Next, the band did a short improv segment as the audience clapped their hands along to the beat. At first there was only Kiyo on bass, then Sekai joined in on drums, followed by REY and PP, the two guitarists.
The jam session ended on a rather comical note, as they played a game of janken (rock-scissors-paper) in order to choose the next member to improvise… And it always turned out to be poor Sekai.MaKa returned on stage and, with his powerful voice, started to hype up the audience. The room danced from left to right, with their arms up in the air, along to the tune of “Kuro no sekai~ Rizumu asobi-on asobi~“.
But as the song drew to an end, we were given another short respite as the rhythm slowed down and the sound of clock hands could be heard… It was (literally) time for “Neon“. The song felt like a melancholic reminder of the passing of time. Everyone in the audience seemed entranced.
Next was “lil’ smoky“. With a blue light shooting across the venue all the way to the back of the room, MaKa seemed to be looking for something that he couldn’t find or, perhaps, that didn’t even exist…. There, he once again caught us off guard with his high-pitched vocals, a register he hadn’t shown us until now.
With “Suton”, the lighting took up more aggressive colors, red and purple, which befitted the rhythm of the song, the hardest one so far.PP sang the chorus while MaKa, portraying a slow descent into madness, broke out in gut-wrenching screams.
Between songs, MaKa asked us again over and over, the tone in his voice increasingly persistent: ‘‘Have you found your honmono yet?’’
As the last notes resounded in the hall, the members said goodbye and left the stage, but not for long as the crowd soon reeled them back in for an encore.
REY seized the opportunity to swiftly replace a broken string on his guitar that had probably snapped during the first half of the show
When they asked fans if they were tired yet, if they could still handle more, the response was an unanimous and resounding yes!
Yet, Sekai and PP continued to chat, prompting MaKA to sit in the center of the stage, looking impatient, fans laughing at the comical scene.
Before long, “kon’ya ni susanda genjitsu” began and we got to enjoy the full power of HONMONO‘s characteristic gutturals, which instilled us with renewed energy. Fans danced back and forth in the hall, held their arms open for MaKa as he performed a solo a cappella.
PP moved around the stage, still full of energy. REY remained close to the front row, grinning the whole time.

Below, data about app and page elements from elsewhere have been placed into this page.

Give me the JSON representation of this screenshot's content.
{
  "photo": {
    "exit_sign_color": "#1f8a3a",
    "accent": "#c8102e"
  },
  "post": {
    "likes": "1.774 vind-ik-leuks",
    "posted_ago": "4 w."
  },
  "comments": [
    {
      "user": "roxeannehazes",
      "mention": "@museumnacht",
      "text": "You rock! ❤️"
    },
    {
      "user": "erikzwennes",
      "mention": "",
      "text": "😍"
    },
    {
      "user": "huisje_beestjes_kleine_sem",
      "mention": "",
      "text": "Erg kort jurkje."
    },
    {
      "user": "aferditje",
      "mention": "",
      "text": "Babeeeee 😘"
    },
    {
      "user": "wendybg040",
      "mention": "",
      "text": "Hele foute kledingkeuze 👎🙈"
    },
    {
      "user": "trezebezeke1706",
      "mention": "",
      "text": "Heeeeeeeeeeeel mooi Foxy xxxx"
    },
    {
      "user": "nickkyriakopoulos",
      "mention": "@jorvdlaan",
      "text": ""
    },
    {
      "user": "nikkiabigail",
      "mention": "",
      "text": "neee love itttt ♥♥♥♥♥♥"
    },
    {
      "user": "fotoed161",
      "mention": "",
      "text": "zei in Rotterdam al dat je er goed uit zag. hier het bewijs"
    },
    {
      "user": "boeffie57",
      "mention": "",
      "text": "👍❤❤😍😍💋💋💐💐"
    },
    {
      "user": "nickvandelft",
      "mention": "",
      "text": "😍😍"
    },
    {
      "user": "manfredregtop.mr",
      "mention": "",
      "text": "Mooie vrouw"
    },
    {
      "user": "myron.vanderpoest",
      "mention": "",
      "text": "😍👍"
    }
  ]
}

The two guitarists swapped positions and played back to back with Kiyo, making this one of the concert’s highlights.
The oneman closed with their signature song, “Nisemono“, the same song they had opened the concert with. At the very end, PP threw picks for fans to catch while Sekai and REY gave fans a brief reminder of their next tour dates in Tokyo and Niigata. Sekai was the last to leave the stage.

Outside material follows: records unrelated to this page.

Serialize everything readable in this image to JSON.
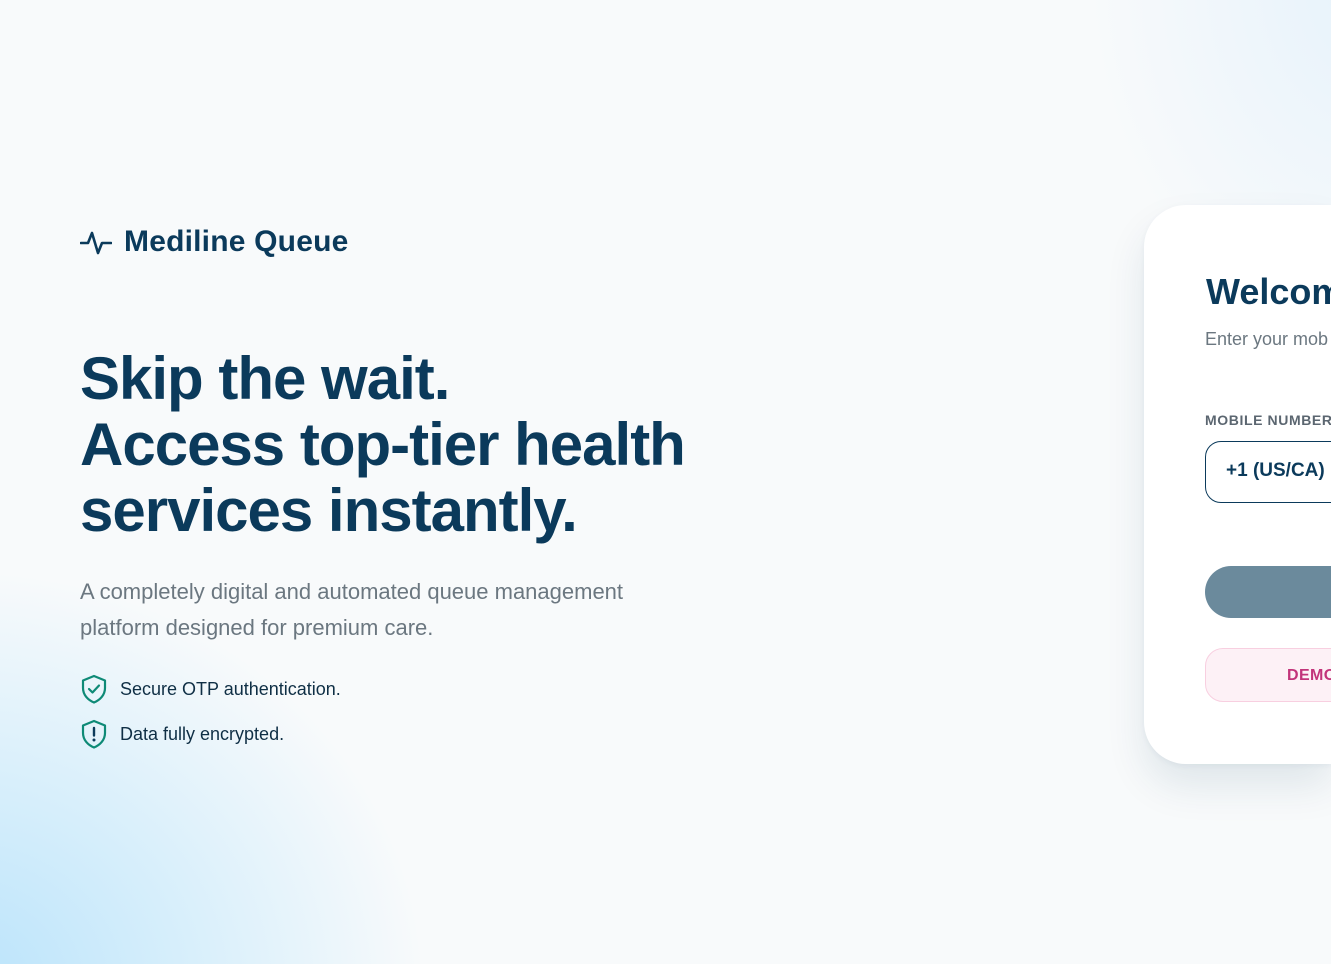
{
  "brand": {
    "name": "Mediline Queue",
    "icon": "pulse-icon",
    "color": "#0b3a5b"
  },
  "hero": {
    "headline": [
      "Skip the wait.",
      "Access top-tier health",
      "services instantly."
    ],
    "subtitle": "A completely digital and automated queue management platform designed for premium care."
  },
  "features": [
    {
      "icon": "shield-check-icon",
      "text": "Secure OTP authentication."
    },
    {
      "icon": "shield-alert-icon",
      "text": "Data fully encrypted."
    }
  ],
  "login": {
    "title": "Welcom",
    "description": "Enter your mob account.",
    "mobile_label": "MOBILE NUMBER",
    "country_code": "+1 (US/CA)",
    "demo_label": "DEMO",
    "submit_color": "#6b8a9c",
    "demo_color": "#c2347a"
  }
}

While fans already lined up at the merchandise table, the word HONMONO was projected on the backdrop of the livehouse. One question remained: Had everyone found their honmono?From NIPPONGAKU, we hope to know more about HONMONO very soon!

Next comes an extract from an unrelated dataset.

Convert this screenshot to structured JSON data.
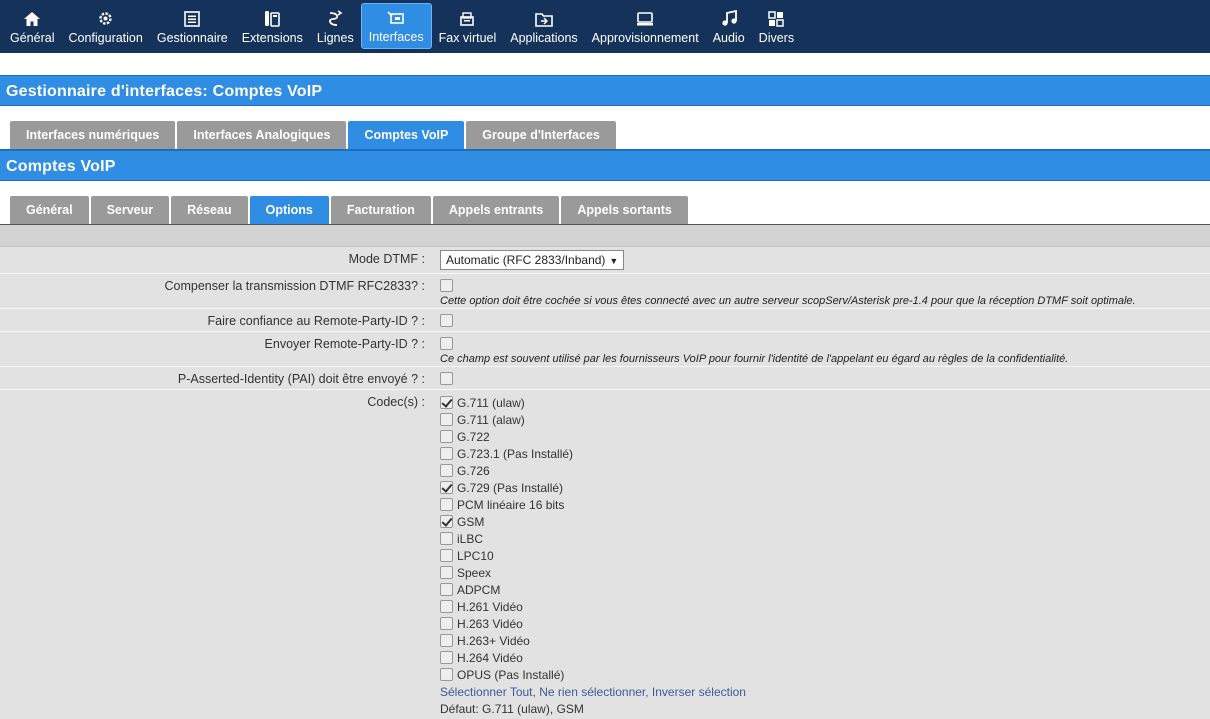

- (Proofreading：Regine/Fatima A.)
6/3 巣鴨獅子王 清生誕ワンマン
6/17 名古屋HOLIDAY NEXT
7/4 巣鴨獅子王 摩訶生誕ワンマン
7/11 大阪ANIMA 怜、PP生誕ワンマン